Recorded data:
┌──
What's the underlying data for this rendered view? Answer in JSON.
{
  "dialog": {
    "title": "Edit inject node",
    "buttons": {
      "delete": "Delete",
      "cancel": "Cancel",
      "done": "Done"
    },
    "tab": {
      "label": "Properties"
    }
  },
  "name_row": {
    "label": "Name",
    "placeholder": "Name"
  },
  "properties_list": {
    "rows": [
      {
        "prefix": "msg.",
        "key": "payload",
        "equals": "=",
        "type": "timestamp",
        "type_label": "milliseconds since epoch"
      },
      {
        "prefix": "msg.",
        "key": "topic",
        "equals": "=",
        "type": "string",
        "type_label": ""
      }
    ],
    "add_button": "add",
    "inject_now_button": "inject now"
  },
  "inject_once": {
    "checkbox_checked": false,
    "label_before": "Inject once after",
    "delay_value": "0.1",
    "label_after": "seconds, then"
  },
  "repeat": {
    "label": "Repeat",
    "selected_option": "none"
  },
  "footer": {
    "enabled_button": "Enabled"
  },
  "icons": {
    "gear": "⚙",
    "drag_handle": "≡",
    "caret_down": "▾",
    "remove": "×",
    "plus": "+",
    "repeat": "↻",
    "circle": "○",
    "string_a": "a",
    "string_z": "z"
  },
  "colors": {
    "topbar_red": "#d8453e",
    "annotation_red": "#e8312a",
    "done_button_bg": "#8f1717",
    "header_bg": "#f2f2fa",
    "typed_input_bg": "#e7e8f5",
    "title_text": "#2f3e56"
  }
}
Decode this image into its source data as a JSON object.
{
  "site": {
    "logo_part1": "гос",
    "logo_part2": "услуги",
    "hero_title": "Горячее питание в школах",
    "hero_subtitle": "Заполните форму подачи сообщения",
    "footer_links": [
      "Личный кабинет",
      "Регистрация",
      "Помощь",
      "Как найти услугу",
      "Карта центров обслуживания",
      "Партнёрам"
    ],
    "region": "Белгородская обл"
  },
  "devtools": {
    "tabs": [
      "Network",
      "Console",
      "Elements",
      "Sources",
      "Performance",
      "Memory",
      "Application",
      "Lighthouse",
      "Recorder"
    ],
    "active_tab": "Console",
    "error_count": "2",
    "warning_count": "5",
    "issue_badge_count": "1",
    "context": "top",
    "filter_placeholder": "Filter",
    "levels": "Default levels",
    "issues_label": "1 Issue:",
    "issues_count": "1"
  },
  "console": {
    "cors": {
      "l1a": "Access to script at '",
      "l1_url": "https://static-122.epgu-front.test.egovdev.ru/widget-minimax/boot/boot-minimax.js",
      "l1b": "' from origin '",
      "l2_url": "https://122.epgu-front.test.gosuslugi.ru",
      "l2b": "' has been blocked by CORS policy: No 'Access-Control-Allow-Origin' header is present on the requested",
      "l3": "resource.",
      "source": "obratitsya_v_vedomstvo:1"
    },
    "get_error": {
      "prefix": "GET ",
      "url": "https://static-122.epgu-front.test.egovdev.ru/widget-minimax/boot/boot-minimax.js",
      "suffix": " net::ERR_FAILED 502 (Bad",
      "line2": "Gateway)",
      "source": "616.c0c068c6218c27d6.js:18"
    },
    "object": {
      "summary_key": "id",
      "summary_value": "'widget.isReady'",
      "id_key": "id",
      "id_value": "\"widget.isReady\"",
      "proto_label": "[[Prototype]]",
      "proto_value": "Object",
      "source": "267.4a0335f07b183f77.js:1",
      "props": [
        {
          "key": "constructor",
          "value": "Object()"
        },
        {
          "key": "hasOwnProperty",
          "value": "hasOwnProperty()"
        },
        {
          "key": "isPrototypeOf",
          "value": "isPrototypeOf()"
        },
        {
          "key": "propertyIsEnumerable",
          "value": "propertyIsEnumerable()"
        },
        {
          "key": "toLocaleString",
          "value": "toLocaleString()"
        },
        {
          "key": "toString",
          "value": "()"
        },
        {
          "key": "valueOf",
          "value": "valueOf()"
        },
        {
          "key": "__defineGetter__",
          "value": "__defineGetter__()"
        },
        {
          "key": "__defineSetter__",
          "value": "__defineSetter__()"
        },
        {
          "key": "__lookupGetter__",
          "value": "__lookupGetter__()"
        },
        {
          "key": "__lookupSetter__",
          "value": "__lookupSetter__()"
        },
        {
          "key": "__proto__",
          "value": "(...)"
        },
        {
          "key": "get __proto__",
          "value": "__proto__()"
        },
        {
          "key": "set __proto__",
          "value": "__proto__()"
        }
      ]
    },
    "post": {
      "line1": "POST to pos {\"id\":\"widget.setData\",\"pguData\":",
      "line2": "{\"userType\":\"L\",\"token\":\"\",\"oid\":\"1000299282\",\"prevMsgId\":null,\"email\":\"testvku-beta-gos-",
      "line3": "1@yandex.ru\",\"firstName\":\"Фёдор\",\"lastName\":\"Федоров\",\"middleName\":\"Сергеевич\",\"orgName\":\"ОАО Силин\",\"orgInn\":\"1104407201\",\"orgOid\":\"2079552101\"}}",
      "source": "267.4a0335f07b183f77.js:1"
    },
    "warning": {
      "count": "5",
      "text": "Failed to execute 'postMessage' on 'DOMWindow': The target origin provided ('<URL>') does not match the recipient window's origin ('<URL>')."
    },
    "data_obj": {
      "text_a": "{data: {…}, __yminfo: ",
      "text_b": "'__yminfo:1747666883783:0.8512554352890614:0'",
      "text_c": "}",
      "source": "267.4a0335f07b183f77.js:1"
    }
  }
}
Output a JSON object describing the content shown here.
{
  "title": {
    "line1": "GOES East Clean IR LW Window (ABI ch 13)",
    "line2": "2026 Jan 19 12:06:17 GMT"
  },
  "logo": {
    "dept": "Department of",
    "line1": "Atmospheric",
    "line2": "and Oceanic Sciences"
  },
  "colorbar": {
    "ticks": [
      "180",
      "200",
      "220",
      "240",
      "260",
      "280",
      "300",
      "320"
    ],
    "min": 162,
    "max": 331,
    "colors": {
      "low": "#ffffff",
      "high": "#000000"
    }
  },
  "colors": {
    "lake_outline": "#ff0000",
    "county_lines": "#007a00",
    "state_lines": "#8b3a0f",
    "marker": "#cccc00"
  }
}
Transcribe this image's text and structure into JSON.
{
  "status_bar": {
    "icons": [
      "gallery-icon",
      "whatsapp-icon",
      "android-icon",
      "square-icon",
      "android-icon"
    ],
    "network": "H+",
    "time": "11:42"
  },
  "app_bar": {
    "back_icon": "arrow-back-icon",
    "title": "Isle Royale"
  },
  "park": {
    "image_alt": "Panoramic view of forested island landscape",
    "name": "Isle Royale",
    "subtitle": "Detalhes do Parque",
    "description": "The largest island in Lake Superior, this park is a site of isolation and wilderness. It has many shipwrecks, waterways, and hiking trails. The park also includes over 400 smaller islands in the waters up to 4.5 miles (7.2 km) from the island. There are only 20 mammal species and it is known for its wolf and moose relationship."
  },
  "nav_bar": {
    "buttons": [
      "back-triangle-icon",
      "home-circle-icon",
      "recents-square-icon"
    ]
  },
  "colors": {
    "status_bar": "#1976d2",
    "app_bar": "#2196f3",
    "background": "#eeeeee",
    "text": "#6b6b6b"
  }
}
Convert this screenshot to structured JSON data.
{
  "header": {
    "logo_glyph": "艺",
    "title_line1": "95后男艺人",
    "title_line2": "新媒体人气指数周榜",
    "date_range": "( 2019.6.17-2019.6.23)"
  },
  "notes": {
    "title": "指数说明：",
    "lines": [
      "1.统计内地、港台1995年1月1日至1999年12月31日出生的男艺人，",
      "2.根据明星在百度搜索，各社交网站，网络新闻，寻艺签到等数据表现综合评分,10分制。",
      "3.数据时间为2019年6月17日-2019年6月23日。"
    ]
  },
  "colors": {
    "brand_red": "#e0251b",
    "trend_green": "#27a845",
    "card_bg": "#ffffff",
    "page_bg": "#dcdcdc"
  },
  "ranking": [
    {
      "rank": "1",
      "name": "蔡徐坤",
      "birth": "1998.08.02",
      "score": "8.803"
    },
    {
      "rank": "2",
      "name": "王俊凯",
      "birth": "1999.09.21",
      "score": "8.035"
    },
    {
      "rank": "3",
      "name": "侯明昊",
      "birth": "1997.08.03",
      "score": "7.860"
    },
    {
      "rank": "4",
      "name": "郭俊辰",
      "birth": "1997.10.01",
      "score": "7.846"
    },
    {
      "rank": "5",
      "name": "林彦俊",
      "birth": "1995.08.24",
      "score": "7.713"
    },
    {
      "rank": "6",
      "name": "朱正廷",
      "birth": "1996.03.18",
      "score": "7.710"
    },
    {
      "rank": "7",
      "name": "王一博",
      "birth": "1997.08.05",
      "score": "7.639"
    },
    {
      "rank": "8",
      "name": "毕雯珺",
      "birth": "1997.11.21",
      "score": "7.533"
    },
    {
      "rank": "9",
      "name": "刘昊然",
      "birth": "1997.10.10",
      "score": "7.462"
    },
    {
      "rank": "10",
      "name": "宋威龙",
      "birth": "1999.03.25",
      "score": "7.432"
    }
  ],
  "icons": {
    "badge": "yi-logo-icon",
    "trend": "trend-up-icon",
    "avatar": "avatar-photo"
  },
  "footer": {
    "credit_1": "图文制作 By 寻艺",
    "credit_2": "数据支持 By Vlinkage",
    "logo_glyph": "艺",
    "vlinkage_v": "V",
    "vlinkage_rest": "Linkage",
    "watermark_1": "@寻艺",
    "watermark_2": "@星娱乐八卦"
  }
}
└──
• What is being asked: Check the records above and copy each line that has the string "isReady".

• Exercise result:
      "summary_value": "'widget.isReady'",
      "id_value": "\"widget.isReady\"",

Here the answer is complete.